**WORK TASK:** Every record below should be repeated exactly. Omit the pictures.

Component data from apps and pages:

══════════════════════════════

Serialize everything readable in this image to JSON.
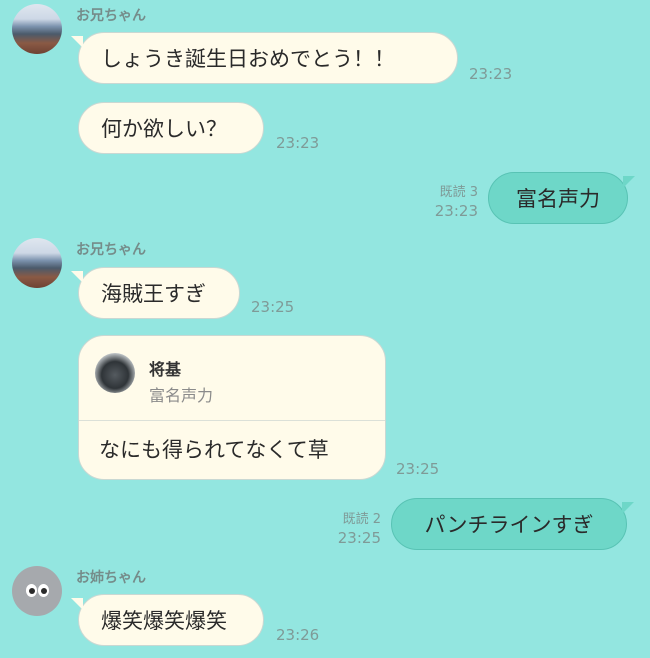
{
  "messages": [
    {
      "sender": "お兄ちゃん",
      "text": "しょうき誕生日おめでとう！！",
      "time": "23:23"
    },
    {
      "text": "何か欲しい？",
      "time": "23:23"
    },
    {
      "text": "富名声力",
      "read": "既読 3",
      "time": "23:23"
    },
    {
      "sender": "お兄ちゃん",
      "text": "海賊王すぎ",
      "time": "23:25"
    },
    {
      "reply_title": "将基",
      "reply_quote": "富名声力",
      "text": "なにも得られてなくて草",
      "time": "23:25"
    },
    {
      "text": "パンチラインすぎ",
      "read": "既読 2",
      "time": "23:25"
    },
    {
      "sender": "お姉ちゃん",
      "text": "爆笑爆笑爆笑",
      "time": "23:26"
    }
  ],
  "colors": {
    "background": "#93e6e0",
    "incoming_bubble": "#fffbea",
    "outgoing_bubble": "#6ed7c8"
  },
  "icons": {
    "avatar_1": "profile-photo",
    "avatar_2": "profile-photo",
    "avatar_3": "default-eyes-avatar"
  }
}
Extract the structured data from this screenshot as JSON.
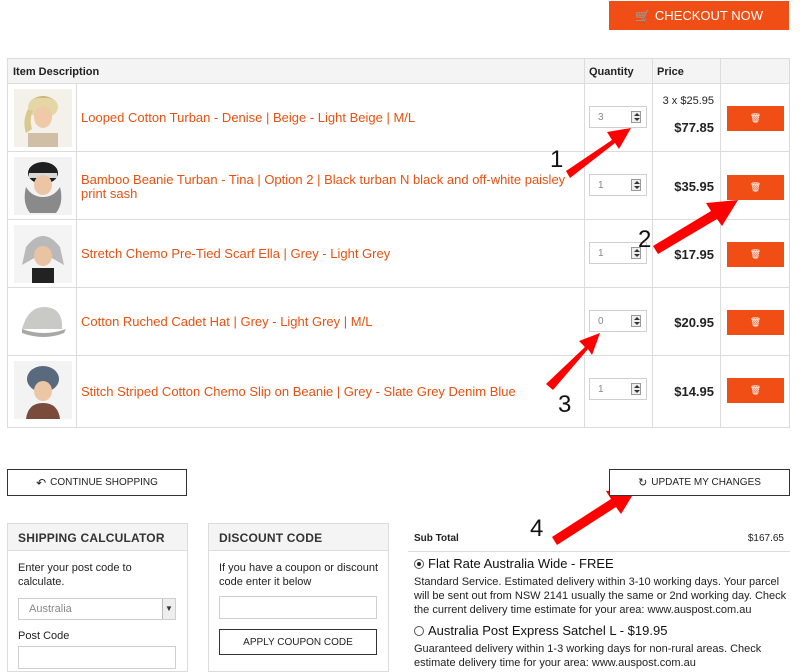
{
  "checkout": {
    "label": "CHECKOUT NOW",
    "icon": "cart-icon"
  },
  "table": {
    "headers": {
      "description": "Item Description",
      "quantity": "Quantity",
      "price": "Price"
    },
    "rows": [
      {
        "name": "Looped Cotton Turban - Denise | Beige - Light Beige | M/L",
        "qty": "3",
        "calc": "3 x $25.95",
        "price": "$77.85"
      },
      {
        "name": "Bamboo Beanie Turban - Tina | Option 2 | Black turban N black and off-white paisley print sash",
        "qty": "1",
        "calc": "",
        "price": "$35.95"
      },
      {
        "name": "Stretch Chemo Pre-Tied Scarf Ella | Grey - Light Grey",
        "qty": "1",
        "calc": "",
        "price": "$17.95"
      },
      {
        "name": "Cotton Ruched Cadet Hat | Grey - Light Grey | M/L",
        "qty": "0",
        "calc": "",
        "price": "$20.95"
      },
      {
        "name": "Stitch Striped Cotton Chemo Slip on Beanie | Grey - Slate Grey Denim Blue",
        "qty": "1",
        "calc": "",
        "price": "$14.95"
      }
    ]
  },
  "annotations": [
    "1",
    "2",
    "3",
    "4"
  ],
  "buttons": {
    "continue": "CONTINUE SHOPPING",
    "update": "UPDATE MY CHANGES",
    "apply_coupon": "APPLY COUPON CODE"
  },
  "shipping": {
    "title": "SHIPPING CALCULATOR",
    "text": "Enter your post code to calculate.",
    "country": "Australia",
    "postcode_label": "Post Code"
  },
  "discount": {
    "title": "DISCOUNT CODE",
    "text": "If you have a coupon or discount code enter it below"
  },
  "summary": {
    "subtotal_label": "Sub Total",
    "subtotal_value": "$167.65",
    "options": [
      {
        "title": "Flat Rate Australia Wide - FREE",
        "selected": true,
        "desc": "Standard Service. Estimated delivery within 3-10 working days. Your parcel will be sent out from NSW 2141 usually the same or 2nd working day. Check the current delivery time estimate for your area: www.auspost.com.au"
      },
      {
        "title": "Australia Post Express Satchel L - $19.95",
        "selected": false,
        "desc": "Guaranteed delivery within 1-3 working days for non-rural areas. Check estimate delivery time for your area: www.auspost.com.au"
      }
    ]
  },
  "colors": {
    "accent": "#f04e14",
    "link": "#e65111",
    "annotation": "#ff0000"
  }
}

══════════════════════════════

**EXPECTED ANSWER:**
Serialize everything readable in this image to JSON.
{
  "messages": [
    {
      "sender": "お兄ちゃん",
      "text": "しょうき誕生日おめでとう！！",
      "time": "23:23"
    },
    {
      "text": "何か欲しい？",
      "time": "23:23"
    },
    {
      "text": "富名声力",
      "read": "既読 3",
      "time": "23:23"
    },
    {
      "sender": "お兄ちゃん",
      "text": "海賊王すぎ",
      "time": "23:25"
    },
    {
      "reply_title": "将基",
      "reply_quote": "富名声力",
      "text": "なにも得られてなくて草",
      "time": "23:25"
    },
    {
      "text": "パンチラインすぎ",
      "read": "既読 2",
      "time": "23:25"
    },
    {
      "sender": "お姉ちゃん",
      "text": "爆笑爆笑爆笑",
      "time": "23:26"
    }
  ],
  "colors": {
    "background": "#93e6e0",
    "incoming_bubble": "#fffbea",
    "outgoing_bubble": "#6ed7c8"
  },
  "icons": {
    "avatar_1": "profile-photo",
    "avatar_2": "profile-photo",
    "avatar_3": "default-eyes-avatar"
  }
}
Extract the structured data from this screenshot as JSON.
{
  "checkout": {
    "label": "CHECKOUT NOW",
    "icon": "cart-icon"
  },
  "table": {
    "headers": {
      "description": "Item Description",
      "quantity": "Quantity",
      "price": "Price"
    },
    "rows": [
      {
        "name": "Looped Cotton Turban - Denise | Beige - Light Beige | M/L",
        "qty": "3",
        "calc": "3 x $25.95",
        "price": "$77.85"
      },
      {
        "name": "Bamboo Beanie Turban - Tina | Option 2 | Black turban N black and off-white paisley print sash",
        "qty": "1",
        "calc": "",
        "price": "$35.95"
      },
      {
        "name": "Stretch Chemo Pre-Tied Scarf Ella | Grey - Light Grey",
        "qty": "1",
        "calc": "",
        "price": "$17.95"
      },
      {
        "name": "Cotton Ruched Cadet Hat | Grey - Light Grey | M/L",
        "qty": "0",
        "calc": "",
        "price": "$20.95"
      },
      {
        "name": "Stitch Striped Cotton Chemo Slip on Beanie | Grey - Slate Grey Denim Blue",
        "qty": "1",
        "calc": "",
        "price": "$14.95"
      }
    ]
  },
  "annotations": [
    "1",
    "2",
    "3",
    "4"
  ],
  "buttons": {
    "continue": "CONTINUE SHOPPING",
    "update": "UPDATE MY CHANGES",
    "apply_coupon": "APPLY COUPON CODE"
  },
  "shipping": {
    "title": "SHIPPING CALCULATOR",
    "text": "Enter your post code to calculate.",
    "country": "Australia",
    "postcode_label": "Post Code"
  },
  "discount": {
    "title": "DISCOUNT CODE",
    "text": "If you have a coupon or discount code enter it below"
  },
  "summary": {
    "subtotal_label": "Sub Total",
    "subtotal_value": "$167.65",
    "options": [
      {
        "title": "Flat Rate Australia Wide - FREE",
        "selected": true,
        "desc": "Standard Service. Estimated delivery within 3-10 working days. Your parcel will be sent out from NSW 2141 usually the same or 2nd working day. Check the current delivery time estimate for your area: www.auspost.com.au"
      },
      {
        "title": "Australia Post Express Satchel L - $19.95",
        "selected": false,
        "desc": "Guaranteed delivery within 1-3 working days for non-rural areas. Check estimate delivery time for your area: www.auspost.com.au"
      }
    ]
  },
  "colors": {
    "accent": "#f04e14",
    "link": "#e65111",
    "annotation": "#ff0000"
  }
}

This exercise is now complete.